Someone mentioned-  

It's good to have most of your firewood stored far enough from the house that it's not a fire risk to the house


Unless you have a lot of dry cedar kindling, a woodpile is not a fire risk. It simply does not burn easily, as a mass pile, so even stacked directly against a structure, it's very low on the list of things that burn quickly/make it worse. I actually saw (the day after) a garage fire last fall, where the building was destroyed and a stack of lumber 5' away was just charred. Nobody was home, and the fire dept was never even called. Remote property and neighbors that saw the smoke assumed a brush pile being burned.
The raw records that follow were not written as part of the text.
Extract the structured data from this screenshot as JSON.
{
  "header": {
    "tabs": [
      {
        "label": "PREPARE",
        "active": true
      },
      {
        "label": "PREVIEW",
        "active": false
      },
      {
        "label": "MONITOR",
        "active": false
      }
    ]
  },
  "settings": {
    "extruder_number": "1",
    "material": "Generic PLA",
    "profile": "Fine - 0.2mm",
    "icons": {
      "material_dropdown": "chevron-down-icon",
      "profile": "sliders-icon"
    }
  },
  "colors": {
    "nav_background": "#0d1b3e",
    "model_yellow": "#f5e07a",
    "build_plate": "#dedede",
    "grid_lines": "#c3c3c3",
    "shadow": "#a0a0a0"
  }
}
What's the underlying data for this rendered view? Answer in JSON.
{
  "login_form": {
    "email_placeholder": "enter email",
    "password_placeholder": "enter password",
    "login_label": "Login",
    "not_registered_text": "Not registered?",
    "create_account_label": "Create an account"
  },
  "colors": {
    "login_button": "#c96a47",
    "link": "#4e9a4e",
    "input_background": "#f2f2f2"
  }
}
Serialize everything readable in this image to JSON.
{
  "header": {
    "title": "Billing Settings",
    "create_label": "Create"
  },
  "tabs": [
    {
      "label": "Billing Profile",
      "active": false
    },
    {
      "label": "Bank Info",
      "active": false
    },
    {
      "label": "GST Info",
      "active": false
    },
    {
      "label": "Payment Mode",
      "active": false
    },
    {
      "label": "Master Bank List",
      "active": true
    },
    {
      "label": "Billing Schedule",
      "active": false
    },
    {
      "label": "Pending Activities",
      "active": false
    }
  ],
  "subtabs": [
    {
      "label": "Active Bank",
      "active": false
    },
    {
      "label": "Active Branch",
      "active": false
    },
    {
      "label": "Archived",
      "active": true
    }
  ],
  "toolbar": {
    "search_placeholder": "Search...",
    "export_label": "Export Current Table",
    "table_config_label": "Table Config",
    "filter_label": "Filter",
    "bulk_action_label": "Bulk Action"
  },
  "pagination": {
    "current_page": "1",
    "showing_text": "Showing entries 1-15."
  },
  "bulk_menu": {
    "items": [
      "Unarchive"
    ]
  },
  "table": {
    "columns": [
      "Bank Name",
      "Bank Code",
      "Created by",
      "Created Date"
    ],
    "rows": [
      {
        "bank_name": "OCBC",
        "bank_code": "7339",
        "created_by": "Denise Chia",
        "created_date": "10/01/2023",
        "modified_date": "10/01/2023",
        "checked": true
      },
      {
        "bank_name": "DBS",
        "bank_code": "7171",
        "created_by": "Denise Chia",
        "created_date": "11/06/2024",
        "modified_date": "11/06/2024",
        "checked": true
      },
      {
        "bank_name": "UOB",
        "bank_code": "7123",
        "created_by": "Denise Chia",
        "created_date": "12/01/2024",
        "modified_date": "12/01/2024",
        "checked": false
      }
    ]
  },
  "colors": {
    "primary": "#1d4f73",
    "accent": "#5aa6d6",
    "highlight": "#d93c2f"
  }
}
Luckily it was a rainy day and the garage was not close to the house.
 
Kaarina Kreus
Posts: 214
Location: Finland, Scandinavia
120
  • Likes 6
  • Mark post as helpful
  • send pies
    Number of slices to send:
    Optional 'thank-you' note:
  • Quote
  • Report post to moderator
Sometimes, you are just too exhausted to think c4eatively.
So you just think.
HEUREKA.


FB_IMG_1642094689388.jpg
[Thumbnail for FB_IMG_1642094689388.jpg]
 
Your mother was a hamster and your father was a tiny ad:
Our perennial nurswery has sprouted! 🌿
https://permies.com/t/174246/perennial-nursery-sprouted
reply
    Bookmark Topic Watch Topic
  • New Topic